Astrocytes contribute to synapse elimination via type 2 inositol 1,4,5-trisphosphate receptor-dependent release of ATP.

Yang J, Yang H, Liu Y, Li X, Qin L, Lou H, Duan S, Wang H - Elife (2016)

DOI:http://dx.doi.org/10.7554/eLife.15043.019
© Copyright Policy
Related In: Results  -  Collection

License
Show All Figures
getmorefigures.php?uid=PMC4829431&req=5

fig8: DOI:http://dx.doi.org/10.7554/eLife.15043.019
Bottom Line: Selective elimination of unwanted synapses is vital for the precise formation of neuronal circuits during development, but the underlying mechanisms remain unclear.Interestingly, intracerebroventricular injection of ATP, but not adenosine, rescued the deficit in synapse elimination in Itpr2(-/-) mice.Our results uncovered a novel mechanism suggesting that astrocytes release ATP in an IP3R2-dependent manner to regulate synapse elimination.

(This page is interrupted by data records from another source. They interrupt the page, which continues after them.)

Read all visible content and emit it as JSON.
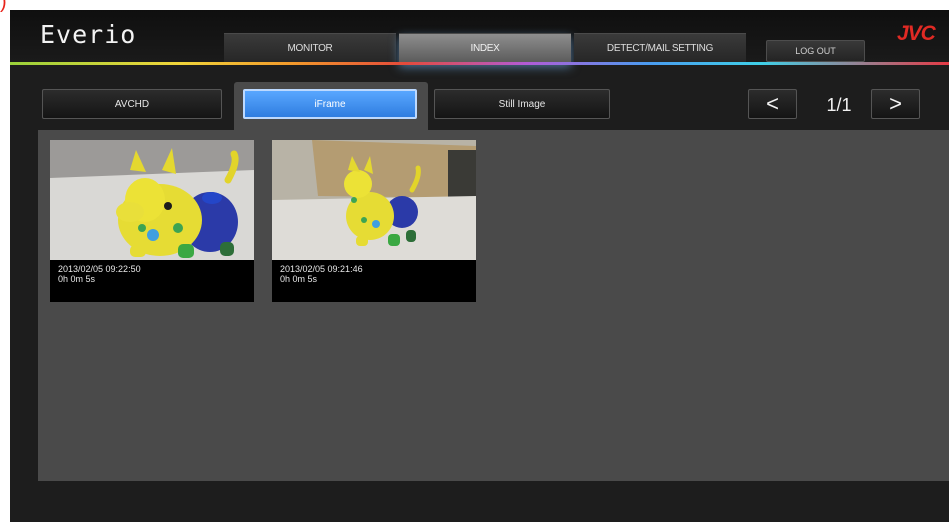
{
  "corner_mark": ")",
  "app": {
    "brand": "Everio",
    "logo": "JVC",
    "nav_tabs": [
      {
        "label": "MONITOR",
        "active": false
      },
      {
        "label": "INDEX",
        "active": true
      },
      {
        "label": "DETECT/MAIL SETTING",
        "active": false
      }
    ],
    "logout_label": "LOG OUT"
  },
  "sub_tabs": [
    {
      "label": "AVCHD",
      "active": false
    },
    {
      "label": "iFrame",
      "active": true
    },
    {
      "label": "Still Image",
      "active": false
    }
  ],
  "pager": {
    "prev_icon": "<",
    "next_icon": ">",
    "page": "1/1"
  },
  "thumbnails": [
    {
      "datetime": "2013/02/05 09:22:50",
      "duration": "0h 0m 5s"
    },
    {
      "datetime": "2013/02/05 09:21:46",
      "duration": "0h 0m 5s"
    }
  ],
  "colors": {
    "accent_blue": "#4a96f5",
    "logo_red": "#e12a24",
    "content_gray": "#4a4a4a"
  }
}
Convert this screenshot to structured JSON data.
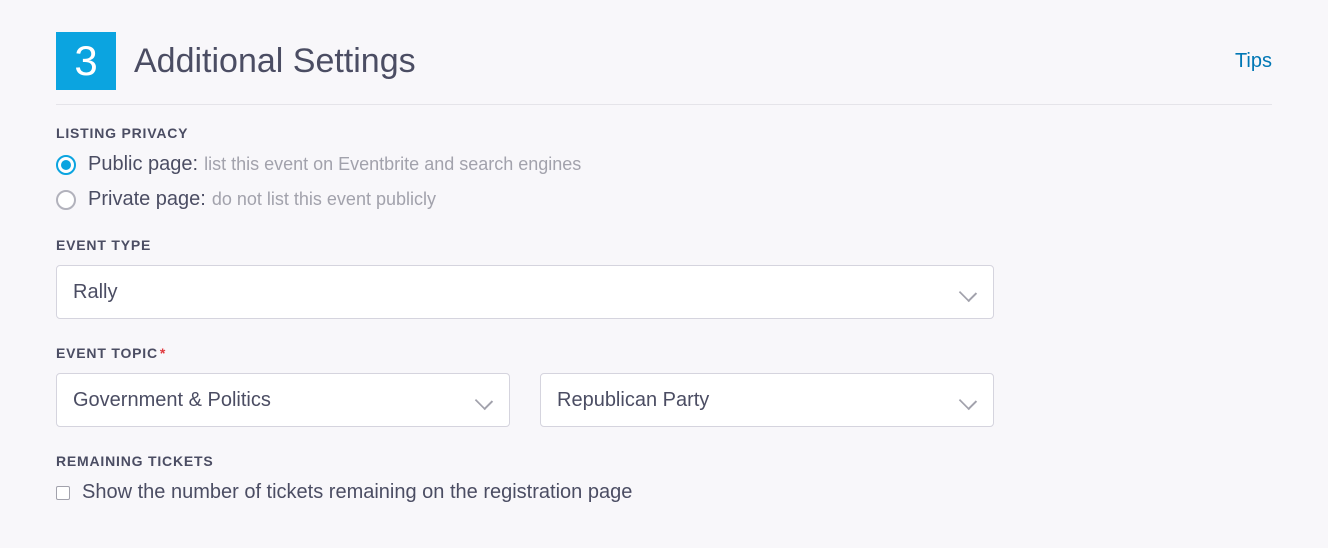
{
  "step": {
    "number": "3",
    "title": "Additional Settings",
    "tips_label": "Tips"
  },
  "listing_privacy": {
    "label": "LISTING PRIVACY",
    "options": [
      {
        "title": "Public page:",
        "desc": "list this event on Eventbrite and search engines",
        "selected": true
      },
      {
        "title": "Private page:",
        "desc": "do not list this event publicly",
        "selected": false
      }
    ]
  },
  "event_type": {
    "label": "EVENT TYPE",
    "value": "Rally",
    "required": false
  },
  "event_topic": {
    "label": "EVENT TOPIC",
    "required": true,
    "required_mark": "*",
    "primary": "Government & Politics",
    "secondary": "Republican Party"
  },
  "remaining_tickets": {
    "label": "REMAINING TICKETS",
    "checkbox_label": "Show the number of tickets remaining on the registration page",
    "checked": false
  }
}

View Article: PubMed Central - PubMed

Affiliation: Department of Neurobiology, Key Laboratory of Medical Neurobiology of Ministry of Health of China, Key Laboratory of Neurobiology, Zhejiang University School of Medicine, Hangzhou, China.

ABSTRACT
Selective elimination of unwanted synapses is vital for the precise formation of neuronal circuits during development, but the underlying mechanisms remain unclear. Using inositol 1,4,5-trisphosphate receptor type 2 knockout (Itpr2(-/-)) mice to specifically disturb somatic Ca(2+) signaling in astrocytes, we showed that developmental elimination of the ventral posteromedial nucleus relay synapse was impaired. Interestingly, intracerebroventricular injection of ATP, but not adenosine, rescued the deficit in synapse elimination in Itpr2(-/-) mice. Further studies showed that developmental synapse elimination was also impaired in P2ry1(-/-) mice and was not rescued by ATP, indicating a possible role of purinergic signaling. This hypothesis was confirmed by MRS-2365, a selective P2Y1 agonist, could also rescue the deficient of synapse elimination in Itpr2(-/-) mice. Our results uncovered a novel mechanism suggesting that astrocytes release ATP in an IP3R2-dependent manner to regulate synapse elimination.

No MeSH data available.


Related in: MedlinePlus